USAID Health Care Improvement Project (HCI)
Traditionally, global health efforts to save lives in low- and middle-income countries have focused on supporting selected, high-impact interventions by providing the required resources, such as training, drugs, and technical assistance. But in many countries, health system managers have limited knowledge about how well clinical and non-clinical processes for delivering these interventions are working and about how to improve them.
Overview and Objectives
Building on earlier projects and the experience of high-income countries, the USAID Health Care Improvement Project (HCI) directly examined how these neglected health care processes function and developed practical ways to help health workers and managers improve them.
HCI provided global technical leadership and expertise to improve health care delivery and health workforce capacity and performance in USAID-assisted countries. The project built the capacity of health systems to apply and institutionalize modern quality improvement approaches – particularly collaborative improvement – to strengthen facility- and community-based health services, human resources management, and services for vulnerable children and families.

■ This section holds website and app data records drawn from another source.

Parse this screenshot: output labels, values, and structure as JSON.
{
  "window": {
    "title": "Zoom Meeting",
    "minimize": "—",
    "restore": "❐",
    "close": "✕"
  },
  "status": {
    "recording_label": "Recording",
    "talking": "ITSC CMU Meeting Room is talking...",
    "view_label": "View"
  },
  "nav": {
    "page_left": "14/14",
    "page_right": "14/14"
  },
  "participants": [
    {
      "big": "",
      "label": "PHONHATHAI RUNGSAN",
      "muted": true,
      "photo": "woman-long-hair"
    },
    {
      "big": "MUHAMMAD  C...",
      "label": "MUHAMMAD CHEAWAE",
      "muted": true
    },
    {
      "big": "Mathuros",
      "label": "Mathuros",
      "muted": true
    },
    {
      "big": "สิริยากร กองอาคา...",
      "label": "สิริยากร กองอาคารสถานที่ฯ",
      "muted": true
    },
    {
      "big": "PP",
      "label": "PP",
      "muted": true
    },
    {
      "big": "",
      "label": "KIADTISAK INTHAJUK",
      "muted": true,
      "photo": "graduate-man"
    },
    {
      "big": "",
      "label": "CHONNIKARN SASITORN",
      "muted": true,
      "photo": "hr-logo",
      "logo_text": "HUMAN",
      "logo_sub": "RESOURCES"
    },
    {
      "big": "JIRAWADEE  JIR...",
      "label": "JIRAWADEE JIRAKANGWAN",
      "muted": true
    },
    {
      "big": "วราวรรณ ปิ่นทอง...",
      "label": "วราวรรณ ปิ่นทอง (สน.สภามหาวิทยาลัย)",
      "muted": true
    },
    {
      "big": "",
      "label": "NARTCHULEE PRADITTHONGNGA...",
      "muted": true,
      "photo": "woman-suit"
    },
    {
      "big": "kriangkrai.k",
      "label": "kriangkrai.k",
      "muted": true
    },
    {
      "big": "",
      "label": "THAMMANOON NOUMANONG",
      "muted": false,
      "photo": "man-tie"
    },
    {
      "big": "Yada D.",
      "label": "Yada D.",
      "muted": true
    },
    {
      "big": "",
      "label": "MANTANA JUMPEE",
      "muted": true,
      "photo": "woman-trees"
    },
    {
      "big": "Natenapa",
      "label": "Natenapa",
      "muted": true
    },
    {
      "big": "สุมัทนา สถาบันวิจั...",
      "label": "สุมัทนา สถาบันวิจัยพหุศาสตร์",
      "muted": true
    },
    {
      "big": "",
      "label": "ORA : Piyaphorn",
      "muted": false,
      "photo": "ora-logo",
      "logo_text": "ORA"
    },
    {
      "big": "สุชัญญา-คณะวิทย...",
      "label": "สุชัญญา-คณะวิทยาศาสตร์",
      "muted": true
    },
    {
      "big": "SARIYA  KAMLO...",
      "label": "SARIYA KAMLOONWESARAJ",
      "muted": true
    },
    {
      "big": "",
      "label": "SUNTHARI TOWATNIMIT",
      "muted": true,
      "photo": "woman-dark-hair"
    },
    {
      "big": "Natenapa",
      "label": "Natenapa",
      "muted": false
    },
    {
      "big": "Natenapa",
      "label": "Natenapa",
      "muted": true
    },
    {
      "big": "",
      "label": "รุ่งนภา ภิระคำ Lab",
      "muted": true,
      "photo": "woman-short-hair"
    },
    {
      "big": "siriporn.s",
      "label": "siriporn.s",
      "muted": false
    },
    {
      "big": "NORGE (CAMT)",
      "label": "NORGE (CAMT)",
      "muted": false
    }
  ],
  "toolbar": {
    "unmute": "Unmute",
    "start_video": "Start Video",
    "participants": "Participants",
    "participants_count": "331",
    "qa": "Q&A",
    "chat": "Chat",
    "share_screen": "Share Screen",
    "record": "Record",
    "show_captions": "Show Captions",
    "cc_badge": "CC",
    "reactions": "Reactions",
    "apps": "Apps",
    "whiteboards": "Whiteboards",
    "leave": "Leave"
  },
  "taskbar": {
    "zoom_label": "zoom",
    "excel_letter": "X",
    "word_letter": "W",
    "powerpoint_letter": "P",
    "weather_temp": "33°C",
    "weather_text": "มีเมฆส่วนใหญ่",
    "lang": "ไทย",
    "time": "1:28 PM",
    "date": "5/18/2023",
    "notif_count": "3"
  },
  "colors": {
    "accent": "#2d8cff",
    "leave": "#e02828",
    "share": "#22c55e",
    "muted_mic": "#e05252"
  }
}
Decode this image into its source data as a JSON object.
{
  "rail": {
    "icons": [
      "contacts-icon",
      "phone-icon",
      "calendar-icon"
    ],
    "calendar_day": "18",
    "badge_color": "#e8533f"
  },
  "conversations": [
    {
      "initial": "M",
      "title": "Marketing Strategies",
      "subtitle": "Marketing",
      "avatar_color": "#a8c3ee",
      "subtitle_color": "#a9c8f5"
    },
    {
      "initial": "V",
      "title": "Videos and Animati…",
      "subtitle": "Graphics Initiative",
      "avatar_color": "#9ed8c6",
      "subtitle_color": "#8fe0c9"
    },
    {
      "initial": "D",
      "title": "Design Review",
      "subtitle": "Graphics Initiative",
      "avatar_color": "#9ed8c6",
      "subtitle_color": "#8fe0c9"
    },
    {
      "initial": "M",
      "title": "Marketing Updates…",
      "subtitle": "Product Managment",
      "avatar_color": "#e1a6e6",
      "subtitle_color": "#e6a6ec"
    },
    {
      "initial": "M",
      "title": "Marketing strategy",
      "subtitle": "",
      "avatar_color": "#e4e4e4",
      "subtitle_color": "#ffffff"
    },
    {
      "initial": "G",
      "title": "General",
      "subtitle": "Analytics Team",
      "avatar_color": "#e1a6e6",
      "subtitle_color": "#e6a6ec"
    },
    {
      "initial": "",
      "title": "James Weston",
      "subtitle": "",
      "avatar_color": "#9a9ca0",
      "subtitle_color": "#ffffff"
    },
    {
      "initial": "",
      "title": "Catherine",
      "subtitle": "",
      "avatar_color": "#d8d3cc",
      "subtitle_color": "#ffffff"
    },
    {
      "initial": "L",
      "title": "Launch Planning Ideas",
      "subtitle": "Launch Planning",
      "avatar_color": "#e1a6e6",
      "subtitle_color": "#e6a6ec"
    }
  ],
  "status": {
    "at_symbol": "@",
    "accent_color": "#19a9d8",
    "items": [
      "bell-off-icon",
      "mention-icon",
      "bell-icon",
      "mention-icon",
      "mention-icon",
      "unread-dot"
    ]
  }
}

The HCI statement of work also emphasized expanding the evidence base for cost-effective methods to improve the quality of health care through a large portfolio of HCI research and evaluation studies and knowledge management strategies to support the documentation and application of key learning from improvement activities.
HCI helped health workers and managers document the content and impact of improvement interventions so that effective ones could be replicated. The project developed and rolled out a series of tools to support documentation, analysis, and sharing of improvement team activities to improve care. Much of the project’s support for improvement in quality of care at the country level focused on support for facility and community teams to improve delivery of HIV services, including care and treatment for people with HIV, management of HIV/tuberculosis co-infection, services for orphans and other vulnerable children affected by HIV, and other services for people living with HIV, such as nutritional support and family planning. The second largest area of HCI assistance was supporting country efforts to improve maternal and newborn care.
Health workforce development and performance improvement activities also figured prominently in HCI country work, including strengthening the performance of community health workers. HCI used a combination of research and other tools – such as self- and peer-assessment – to expand the evidence base for and promote the application of interventions to strengthen health worker performance. The project received limited funding to support improvement of tuberculosis case detection and management, care for non-communicable diseases, and family planning, but also achieved important results in these areas.
During its seven years, HCI supported the design and implementation of 59 demonstration improvement collaboratives with over 1,000 improvement teams in 18 countries and 22 spread improvement collaboratives that sought to scale up (or “spread”) tested changes and better care practices that had been developed in a prior demonstration collaborative in the same setting.